selected arborist is busy, it is ok to wait for
them. Waiting for a good job will pay off with a
The Department of Conservation
has facts sheets on properly pruning a tree. If
you would like this free information, please
contact Jon Skinner at 417-629-3423 or visit
Watch for announcements of "Tree Care After
the Ice Storm" workshops in mid-December and
Jon Skinner is an Urban
Forester for the Missouri Department of
Conservation. He works at the Departments
Joplin office and reached at 417-629-3423.
How to Save
Food After a Power Outage.
By Susan Mills-Gray, Nutrition Specialist, Cass
County Extension Center, University of Missouri
freezer and refrigerator are shut off due to
storm, forgetfulness or accident, the food safety
rules about what to keep or toss are the same.
Why not print this article and post it near your
freezer and/or refrigerator for easy reference?
Throw away food that is moldy or has an
The basic rule is that if a food still has
ice crystals inside its package, it can be
refrozen. Use a permanent marker or crayon and
mark each salvageable package in the freezer with
a large "X" to indicate that it has
been partially thawed. Use these items as soon as
possible. Items with no remaining ice crystals
should be thrown away.
What if the
freezer has come back on and you dont know
how much your food has thawed? Since you are
dealing with an unknown, the rule is "if in
doubt, throw it out." If you notice blood
from once-frozen meat on neighboring packages or
in the bottom of the freezer, advanced thawing
has certainly occurred.
Since your refrigerator should be at or below
40 degrees F during normal operation, going two
hours without power will mean you need to do some
tossing. Follow the guidelines below to help you
salvage as much as possible.
Foods that need to
be thrown away if kept above 40 degrees F for
more than 2 hours:
Raw or cooked meat, poultry, fish
Hard cooked or cracked eggs
Milk, cream, yogurt, or soft cheese
Casseroles, stews, or soups
Lunch meats and hot dogs
Cream-based salad dressings
Custard, chiffon, or cheese pies
such as opened jars of mayonnaise, tartar sauce
and horseradish, if they were above 50 degrees F
for more than 8 hours.
Foods that can be kept at room temperature for a
few days (throw away items that are moldy or have
an unusual odor):

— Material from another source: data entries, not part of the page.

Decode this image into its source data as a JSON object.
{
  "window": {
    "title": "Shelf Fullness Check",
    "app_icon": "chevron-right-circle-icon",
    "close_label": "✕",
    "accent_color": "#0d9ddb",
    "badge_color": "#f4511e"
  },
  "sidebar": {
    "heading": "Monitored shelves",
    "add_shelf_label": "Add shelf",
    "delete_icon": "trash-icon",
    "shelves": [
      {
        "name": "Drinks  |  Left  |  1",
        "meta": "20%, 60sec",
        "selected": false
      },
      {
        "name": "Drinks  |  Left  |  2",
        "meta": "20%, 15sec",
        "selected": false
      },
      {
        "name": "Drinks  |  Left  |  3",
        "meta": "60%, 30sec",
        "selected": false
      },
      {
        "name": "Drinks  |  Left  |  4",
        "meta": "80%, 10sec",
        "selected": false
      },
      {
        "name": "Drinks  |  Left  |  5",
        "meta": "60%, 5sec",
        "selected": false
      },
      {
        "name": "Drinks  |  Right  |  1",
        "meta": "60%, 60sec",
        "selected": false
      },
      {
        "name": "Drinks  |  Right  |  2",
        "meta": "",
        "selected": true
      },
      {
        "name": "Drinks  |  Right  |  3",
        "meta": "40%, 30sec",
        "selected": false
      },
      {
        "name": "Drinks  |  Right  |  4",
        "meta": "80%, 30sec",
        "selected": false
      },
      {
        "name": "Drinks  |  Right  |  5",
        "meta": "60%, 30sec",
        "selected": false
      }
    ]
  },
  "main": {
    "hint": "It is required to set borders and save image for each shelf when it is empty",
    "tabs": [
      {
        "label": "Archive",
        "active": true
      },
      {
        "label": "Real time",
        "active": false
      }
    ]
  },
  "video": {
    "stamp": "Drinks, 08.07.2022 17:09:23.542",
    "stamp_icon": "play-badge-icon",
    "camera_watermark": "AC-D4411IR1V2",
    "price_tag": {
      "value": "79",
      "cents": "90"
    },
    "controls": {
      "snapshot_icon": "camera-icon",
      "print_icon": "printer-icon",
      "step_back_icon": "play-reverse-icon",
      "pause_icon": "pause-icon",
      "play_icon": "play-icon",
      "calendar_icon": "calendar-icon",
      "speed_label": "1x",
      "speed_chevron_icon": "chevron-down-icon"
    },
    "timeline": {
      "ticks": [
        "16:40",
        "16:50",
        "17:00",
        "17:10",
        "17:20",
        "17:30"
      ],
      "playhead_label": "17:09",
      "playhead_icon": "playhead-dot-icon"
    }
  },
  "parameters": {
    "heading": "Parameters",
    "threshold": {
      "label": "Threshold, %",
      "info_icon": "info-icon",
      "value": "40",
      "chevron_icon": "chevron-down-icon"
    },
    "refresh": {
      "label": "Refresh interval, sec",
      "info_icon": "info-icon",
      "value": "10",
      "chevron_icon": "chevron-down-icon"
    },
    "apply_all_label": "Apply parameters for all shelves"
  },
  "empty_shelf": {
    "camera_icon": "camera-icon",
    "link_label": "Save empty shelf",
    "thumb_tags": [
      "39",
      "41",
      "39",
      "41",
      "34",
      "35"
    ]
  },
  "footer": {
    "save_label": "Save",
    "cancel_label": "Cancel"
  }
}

Butter or margarine
Fresh fruits and veggies
Cakes without cream filling or cream
Opened bottles of vinegar-based salad
Hard and processed cheese
Fruit pies, bread, rolls or muffins
Dried fruit, coconut